_EXERCISE DETAILS_
Out of the records below, copy all lines in which the word "JSON" occurs.

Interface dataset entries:
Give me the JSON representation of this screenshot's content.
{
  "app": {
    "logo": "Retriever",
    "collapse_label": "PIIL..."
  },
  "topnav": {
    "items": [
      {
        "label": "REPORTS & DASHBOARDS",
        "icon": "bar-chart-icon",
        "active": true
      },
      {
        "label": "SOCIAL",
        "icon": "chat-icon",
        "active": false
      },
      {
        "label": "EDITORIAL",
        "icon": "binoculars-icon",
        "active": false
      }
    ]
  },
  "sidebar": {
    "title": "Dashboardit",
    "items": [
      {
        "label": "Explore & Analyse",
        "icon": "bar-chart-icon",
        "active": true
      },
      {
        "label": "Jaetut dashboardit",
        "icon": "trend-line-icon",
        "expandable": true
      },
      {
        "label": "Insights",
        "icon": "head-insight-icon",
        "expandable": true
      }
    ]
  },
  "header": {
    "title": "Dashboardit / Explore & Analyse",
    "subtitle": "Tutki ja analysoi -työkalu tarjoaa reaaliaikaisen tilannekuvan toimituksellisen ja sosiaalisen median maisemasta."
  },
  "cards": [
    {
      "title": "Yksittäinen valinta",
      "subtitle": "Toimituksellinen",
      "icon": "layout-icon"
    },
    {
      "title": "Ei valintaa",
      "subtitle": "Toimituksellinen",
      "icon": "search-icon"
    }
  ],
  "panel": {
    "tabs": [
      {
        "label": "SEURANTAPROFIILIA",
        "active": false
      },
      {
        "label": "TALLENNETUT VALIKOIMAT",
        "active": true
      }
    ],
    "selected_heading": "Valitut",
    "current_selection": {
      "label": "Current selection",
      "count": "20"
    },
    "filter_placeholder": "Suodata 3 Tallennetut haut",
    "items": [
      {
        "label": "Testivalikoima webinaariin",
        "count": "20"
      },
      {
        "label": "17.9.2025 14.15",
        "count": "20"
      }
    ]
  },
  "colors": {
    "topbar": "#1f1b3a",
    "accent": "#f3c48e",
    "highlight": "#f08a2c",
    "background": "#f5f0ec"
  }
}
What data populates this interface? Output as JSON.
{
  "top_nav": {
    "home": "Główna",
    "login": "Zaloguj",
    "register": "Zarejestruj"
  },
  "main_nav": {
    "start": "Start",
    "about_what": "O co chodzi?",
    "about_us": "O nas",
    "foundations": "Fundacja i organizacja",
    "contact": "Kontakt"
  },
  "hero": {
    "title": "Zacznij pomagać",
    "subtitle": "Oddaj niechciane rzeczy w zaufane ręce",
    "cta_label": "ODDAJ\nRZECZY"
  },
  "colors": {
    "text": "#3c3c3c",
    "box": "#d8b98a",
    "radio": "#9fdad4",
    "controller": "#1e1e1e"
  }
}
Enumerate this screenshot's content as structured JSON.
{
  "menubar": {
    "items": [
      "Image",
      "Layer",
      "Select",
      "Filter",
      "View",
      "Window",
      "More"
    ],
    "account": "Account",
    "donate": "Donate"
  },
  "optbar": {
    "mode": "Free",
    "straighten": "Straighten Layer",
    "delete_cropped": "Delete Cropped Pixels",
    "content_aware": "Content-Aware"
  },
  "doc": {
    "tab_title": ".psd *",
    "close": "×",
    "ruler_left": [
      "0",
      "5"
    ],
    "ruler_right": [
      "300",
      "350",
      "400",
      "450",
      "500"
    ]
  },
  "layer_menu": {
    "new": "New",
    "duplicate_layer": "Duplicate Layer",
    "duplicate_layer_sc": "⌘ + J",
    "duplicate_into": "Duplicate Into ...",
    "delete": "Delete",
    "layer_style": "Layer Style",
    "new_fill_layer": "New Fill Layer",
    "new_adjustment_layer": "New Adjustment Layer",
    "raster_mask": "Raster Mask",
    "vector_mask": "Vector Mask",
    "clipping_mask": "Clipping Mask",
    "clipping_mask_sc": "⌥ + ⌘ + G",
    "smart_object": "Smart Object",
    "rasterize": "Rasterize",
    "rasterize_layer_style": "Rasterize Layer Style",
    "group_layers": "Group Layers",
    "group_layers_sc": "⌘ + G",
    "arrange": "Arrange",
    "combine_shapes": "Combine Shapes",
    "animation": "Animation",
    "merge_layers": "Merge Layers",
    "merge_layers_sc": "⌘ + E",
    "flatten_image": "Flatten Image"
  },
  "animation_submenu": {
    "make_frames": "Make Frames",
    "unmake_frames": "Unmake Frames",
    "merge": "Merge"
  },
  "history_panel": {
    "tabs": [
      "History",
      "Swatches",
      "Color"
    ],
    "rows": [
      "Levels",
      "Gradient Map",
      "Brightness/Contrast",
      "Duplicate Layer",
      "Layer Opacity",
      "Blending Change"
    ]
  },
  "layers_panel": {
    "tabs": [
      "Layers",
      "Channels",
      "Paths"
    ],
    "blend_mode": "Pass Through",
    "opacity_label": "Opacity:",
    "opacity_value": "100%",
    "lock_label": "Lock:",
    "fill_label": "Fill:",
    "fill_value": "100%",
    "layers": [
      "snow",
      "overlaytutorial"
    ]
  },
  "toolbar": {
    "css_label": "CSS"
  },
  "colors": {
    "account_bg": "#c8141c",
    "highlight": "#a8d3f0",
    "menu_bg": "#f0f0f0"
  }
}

_RESPONSE_
Give me the JSON representation of this screenshot's content.
What data populates this interface? Output as JSON.
Enumerate this screenshot's content as structured JSON.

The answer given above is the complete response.